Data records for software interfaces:
################

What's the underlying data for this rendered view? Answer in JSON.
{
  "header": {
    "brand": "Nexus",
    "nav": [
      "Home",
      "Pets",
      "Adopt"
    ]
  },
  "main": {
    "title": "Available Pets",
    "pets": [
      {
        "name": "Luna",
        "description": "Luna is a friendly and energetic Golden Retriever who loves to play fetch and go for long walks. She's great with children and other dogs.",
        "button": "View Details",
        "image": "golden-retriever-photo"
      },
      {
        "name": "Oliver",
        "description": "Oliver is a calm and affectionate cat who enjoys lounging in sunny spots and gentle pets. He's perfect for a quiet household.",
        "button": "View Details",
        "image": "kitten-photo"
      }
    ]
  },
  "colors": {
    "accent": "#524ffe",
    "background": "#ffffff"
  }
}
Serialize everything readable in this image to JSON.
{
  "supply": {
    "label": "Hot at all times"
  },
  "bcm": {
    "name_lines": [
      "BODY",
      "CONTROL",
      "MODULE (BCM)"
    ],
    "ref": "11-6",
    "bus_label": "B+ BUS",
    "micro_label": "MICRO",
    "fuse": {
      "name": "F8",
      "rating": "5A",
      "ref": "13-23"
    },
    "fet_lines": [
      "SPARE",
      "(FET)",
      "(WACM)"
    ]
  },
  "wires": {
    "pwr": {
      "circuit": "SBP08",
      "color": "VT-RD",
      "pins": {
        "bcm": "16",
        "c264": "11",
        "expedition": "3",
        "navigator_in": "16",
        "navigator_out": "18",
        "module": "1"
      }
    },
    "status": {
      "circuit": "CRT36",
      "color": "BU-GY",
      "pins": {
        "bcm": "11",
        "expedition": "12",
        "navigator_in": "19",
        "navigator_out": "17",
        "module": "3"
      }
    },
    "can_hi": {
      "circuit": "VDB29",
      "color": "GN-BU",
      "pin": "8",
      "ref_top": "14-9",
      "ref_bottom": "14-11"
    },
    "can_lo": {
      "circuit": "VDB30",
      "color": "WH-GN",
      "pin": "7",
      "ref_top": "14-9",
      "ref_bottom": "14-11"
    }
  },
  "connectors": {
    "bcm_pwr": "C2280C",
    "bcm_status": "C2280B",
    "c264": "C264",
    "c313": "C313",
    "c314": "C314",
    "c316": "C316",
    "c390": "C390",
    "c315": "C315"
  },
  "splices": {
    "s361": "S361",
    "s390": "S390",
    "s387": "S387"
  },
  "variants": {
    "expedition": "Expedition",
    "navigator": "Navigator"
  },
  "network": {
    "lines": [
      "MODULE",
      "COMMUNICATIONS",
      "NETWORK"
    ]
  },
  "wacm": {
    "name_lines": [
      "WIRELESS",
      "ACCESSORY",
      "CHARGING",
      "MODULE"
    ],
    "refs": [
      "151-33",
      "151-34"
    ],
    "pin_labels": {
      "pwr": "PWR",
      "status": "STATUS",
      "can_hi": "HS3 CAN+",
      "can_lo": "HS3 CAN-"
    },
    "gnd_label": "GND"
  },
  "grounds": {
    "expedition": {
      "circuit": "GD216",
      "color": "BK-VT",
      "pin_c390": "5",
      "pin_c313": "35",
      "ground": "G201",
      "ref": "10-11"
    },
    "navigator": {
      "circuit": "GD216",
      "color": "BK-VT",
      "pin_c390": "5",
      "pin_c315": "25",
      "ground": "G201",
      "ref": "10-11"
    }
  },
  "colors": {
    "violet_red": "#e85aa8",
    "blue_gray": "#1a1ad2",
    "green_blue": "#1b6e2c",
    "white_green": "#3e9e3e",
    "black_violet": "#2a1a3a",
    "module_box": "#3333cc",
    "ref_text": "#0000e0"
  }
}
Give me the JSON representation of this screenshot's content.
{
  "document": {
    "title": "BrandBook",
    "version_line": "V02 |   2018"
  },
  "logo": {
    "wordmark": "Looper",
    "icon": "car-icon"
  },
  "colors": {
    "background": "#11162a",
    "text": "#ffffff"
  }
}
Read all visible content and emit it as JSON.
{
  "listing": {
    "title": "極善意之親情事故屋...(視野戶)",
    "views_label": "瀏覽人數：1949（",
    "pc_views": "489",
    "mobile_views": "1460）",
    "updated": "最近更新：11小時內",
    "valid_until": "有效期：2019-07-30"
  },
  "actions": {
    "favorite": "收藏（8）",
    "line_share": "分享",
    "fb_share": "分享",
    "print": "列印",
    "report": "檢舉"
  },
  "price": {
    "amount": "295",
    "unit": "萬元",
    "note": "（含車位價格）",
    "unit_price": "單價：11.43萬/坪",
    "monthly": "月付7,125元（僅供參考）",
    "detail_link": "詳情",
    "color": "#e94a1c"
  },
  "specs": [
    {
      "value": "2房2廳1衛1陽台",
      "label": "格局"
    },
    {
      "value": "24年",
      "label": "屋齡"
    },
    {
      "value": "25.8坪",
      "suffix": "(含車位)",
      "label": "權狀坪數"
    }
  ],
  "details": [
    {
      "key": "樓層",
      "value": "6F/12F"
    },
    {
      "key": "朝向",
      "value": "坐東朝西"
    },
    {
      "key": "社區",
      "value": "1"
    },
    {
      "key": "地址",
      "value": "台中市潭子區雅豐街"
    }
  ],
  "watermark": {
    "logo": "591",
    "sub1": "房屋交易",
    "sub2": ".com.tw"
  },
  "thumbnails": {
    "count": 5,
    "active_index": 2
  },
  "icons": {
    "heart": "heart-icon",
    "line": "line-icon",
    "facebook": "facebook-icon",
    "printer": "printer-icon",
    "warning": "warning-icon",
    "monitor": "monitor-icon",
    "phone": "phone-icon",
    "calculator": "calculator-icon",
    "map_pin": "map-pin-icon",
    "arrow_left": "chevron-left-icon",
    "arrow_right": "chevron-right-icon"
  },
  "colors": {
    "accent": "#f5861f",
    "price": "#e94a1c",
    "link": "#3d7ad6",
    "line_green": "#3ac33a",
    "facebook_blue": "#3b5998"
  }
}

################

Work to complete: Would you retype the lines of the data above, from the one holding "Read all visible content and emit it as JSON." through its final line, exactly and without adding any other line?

Solution to the exercise:
Read all visible content and emit it as JSON.
{
  "listing": {
    "title": "極善意之親情事故屋...(視野戶)",
    "views_label": "瀏覽人數：1949（",
    "pc_views": "489",
    "mobile_views": "1460）",
    "updated": "最近更新：11小時內",
    "valid_until": "有效期：2019-07-30"
  },
  "actions": {
    "favorite": "收藏（8）",
    "line_share": "分享",
    "fb_share": "分享",
    "print": "列印",
    "report": "檢舉"
  },
  "price": {
    "amount": "295",
    "unit": "萬元",
    "note": "（含車位價格）",
    "unit_price": "單價：11.43萬/坪",
    "monthly": "月付7,125元（僅供參考）",
    "detail_link": "詳情",
    "color": "#e94a1c"
  },
  "specs": [
    {
      "value": "2房2廳1衛1陽台",
      "label": "格局"
    },
    {
      "value": "24年",
      "label": "屋齡"
    },
    {
      "value": "25.8坪",
      "suffix": "(含車位)",
      "label": "權狀坪數"
    }
  ],
  "details": [
    {
      "key": "樓層",
      "value": "6F/12F"
    },
    {
      "key": "朝向",
      "value": "坐東朝西"
    },
    {
      "key": "社區",
      "value": "1"
    },
    {
      "key": "地址",
      "value": "台中市潭子區雅豐街"
    }
  ],
  "watermark": {
    "logo": "591",
    "sub1": "房屋交易",
    "sub2": ".com.tw"
  },
  "thumbnails": {
    "count": 5,
    "active_index": 2
  },
  "icons": {
    "heart": "heart-icon",
    "line": "line-icon",
    "facebook": "facebook-icon",
    "printer": "printer-icon",
    "warning": "warning-icon",
    "monitor": "monitor-icon",
    "phone": "phone-icon",
    "calculator": "calculator-icon",
    "map_pin": "map-pin-icon",
    "arrow_left": "chevron-left-icon",
    "arrow_right": "chevron-right-icon"
  },
  "colors": {
    "accent": "#f5861f",
    "price": "#e94a1c",
    "link": "#3d7ad6",
    "line_green": "#3ac33a",
    "facebook_blue": "#3b5998"
  }
}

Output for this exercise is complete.